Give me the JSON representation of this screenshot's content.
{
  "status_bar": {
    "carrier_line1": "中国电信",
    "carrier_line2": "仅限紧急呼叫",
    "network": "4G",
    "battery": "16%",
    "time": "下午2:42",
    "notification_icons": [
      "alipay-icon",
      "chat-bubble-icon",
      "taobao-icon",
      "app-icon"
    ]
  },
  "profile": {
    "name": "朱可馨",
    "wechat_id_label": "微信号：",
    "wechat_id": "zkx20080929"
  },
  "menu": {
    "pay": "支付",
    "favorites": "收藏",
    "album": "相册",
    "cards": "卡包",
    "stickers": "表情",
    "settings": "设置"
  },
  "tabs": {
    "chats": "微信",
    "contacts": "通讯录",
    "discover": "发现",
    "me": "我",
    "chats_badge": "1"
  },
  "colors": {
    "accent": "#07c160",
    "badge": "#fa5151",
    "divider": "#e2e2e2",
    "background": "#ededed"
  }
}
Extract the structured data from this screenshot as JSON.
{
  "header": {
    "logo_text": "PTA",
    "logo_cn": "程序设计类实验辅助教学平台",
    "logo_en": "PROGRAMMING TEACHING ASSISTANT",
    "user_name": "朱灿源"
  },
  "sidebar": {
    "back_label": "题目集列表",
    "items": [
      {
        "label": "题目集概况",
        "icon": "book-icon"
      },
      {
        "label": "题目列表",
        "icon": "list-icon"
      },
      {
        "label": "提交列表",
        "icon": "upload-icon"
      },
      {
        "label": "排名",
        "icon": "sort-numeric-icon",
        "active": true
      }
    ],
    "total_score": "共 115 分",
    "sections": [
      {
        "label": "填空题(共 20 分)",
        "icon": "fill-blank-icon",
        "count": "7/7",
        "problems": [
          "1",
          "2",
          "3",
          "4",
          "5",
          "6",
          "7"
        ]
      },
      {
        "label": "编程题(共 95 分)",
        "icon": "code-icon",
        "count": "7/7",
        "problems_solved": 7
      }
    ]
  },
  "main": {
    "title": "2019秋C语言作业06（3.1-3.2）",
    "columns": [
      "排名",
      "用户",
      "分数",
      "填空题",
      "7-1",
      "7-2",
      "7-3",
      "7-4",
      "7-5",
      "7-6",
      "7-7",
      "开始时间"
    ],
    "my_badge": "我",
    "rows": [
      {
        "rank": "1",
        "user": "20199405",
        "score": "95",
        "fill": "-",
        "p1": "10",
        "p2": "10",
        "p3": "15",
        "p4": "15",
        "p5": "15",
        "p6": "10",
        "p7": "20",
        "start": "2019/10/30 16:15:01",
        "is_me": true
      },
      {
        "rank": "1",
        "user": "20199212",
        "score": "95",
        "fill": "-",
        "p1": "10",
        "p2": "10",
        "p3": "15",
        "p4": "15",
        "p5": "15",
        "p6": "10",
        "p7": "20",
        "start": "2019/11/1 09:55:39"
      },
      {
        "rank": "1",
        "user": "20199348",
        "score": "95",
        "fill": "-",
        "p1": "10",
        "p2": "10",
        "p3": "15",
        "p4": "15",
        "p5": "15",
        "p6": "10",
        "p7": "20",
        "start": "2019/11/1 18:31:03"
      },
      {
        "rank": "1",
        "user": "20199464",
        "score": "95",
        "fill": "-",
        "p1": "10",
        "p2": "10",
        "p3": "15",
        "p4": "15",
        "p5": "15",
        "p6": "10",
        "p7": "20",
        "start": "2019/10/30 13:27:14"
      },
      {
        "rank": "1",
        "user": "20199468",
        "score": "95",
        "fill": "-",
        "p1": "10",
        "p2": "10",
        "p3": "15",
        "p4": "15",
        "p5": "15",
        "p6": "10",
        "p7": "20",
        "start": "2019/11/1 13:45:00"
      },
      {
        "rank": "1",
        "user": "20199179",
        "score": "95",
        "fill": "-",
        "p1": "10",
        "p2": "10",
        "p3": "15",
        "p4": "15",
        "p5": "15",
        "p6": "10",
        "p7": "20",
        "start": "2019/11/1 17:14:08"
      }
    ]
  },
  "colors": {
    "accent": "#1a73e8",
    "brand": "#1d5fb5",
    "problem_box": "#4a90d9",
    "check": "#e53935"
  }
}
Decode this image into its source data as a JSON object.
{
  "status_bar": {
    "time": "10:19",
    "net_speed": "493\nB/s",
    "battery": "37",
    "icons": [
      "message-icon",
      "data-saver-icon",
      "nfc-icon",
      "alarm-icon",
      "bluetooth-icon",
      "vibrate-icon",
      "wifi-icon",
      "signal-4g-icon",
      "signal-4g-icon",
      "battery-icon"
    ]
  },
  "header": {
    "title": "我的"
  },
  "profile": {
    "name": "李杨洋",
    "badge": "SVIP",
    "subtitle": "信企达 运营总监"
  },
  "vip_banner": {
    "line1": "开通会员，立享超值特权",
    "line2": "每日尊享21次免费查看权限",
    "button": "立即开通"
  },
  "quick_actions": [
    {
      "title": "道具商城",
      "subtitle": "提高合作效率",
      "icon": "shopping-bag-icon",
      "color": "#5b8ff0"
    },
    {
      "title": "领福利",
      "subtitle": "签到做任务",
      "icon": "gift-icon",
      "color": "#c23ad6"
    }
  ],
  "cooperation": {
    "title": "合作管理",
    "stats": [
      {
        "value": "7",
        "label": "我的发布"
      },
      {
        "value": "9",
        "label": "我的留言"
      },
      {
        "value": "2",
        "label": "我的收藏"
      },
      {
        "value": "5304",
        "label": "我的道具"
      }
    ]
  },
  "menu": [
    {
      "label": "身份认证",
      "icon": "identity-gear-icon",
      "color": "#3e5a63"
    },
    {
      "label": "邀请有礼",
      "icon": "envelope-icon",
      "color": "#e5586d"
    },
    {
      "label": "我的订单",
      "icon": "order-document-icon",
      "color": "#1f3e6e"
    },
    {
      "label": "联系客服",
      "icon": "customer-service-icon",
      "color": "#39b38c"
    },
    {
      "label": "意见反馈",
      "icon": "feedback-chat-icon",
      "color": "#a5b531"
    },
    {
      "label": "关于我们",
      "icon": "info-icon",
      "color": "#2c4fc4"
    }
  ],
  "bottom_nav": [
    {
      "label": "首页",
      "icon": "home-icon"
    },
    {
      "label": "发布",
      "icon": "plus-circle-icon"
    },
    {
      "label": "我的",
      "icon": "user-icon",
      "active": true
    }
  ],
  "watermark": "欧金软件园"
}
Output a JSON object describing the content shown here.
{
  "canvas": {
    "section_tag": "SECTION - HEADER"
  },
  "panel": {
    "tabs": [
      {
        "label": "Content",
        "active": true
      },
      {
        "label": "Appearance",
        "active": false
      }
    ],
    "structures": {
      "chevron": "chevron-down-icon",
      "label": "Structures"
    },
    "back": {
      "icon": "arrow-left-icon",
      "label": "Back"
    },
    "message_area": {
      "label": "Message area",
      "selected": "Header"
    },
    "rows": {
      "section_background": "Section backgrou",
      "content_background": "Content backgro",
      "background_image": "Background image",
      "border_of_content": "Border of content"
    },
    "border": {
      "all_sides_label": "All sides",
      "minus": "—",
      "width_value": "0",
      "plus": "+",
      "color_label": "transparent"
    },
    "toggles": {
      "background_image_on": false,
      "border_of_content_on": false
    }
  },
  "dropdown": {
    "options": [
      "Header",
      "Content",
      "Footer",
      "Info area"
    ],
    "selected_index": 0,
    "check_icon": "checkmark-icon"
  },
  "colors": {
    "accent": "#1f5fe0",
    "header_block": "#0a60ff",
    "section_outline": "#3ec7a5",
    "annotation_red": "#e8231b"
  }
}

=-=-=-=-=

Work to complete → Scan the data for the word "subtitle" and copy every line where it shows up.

Written answer →
    "subtitle": "信企达 运营总监"
      "subtitle": "提高合作效率",
      "subtitle": "签到做任务",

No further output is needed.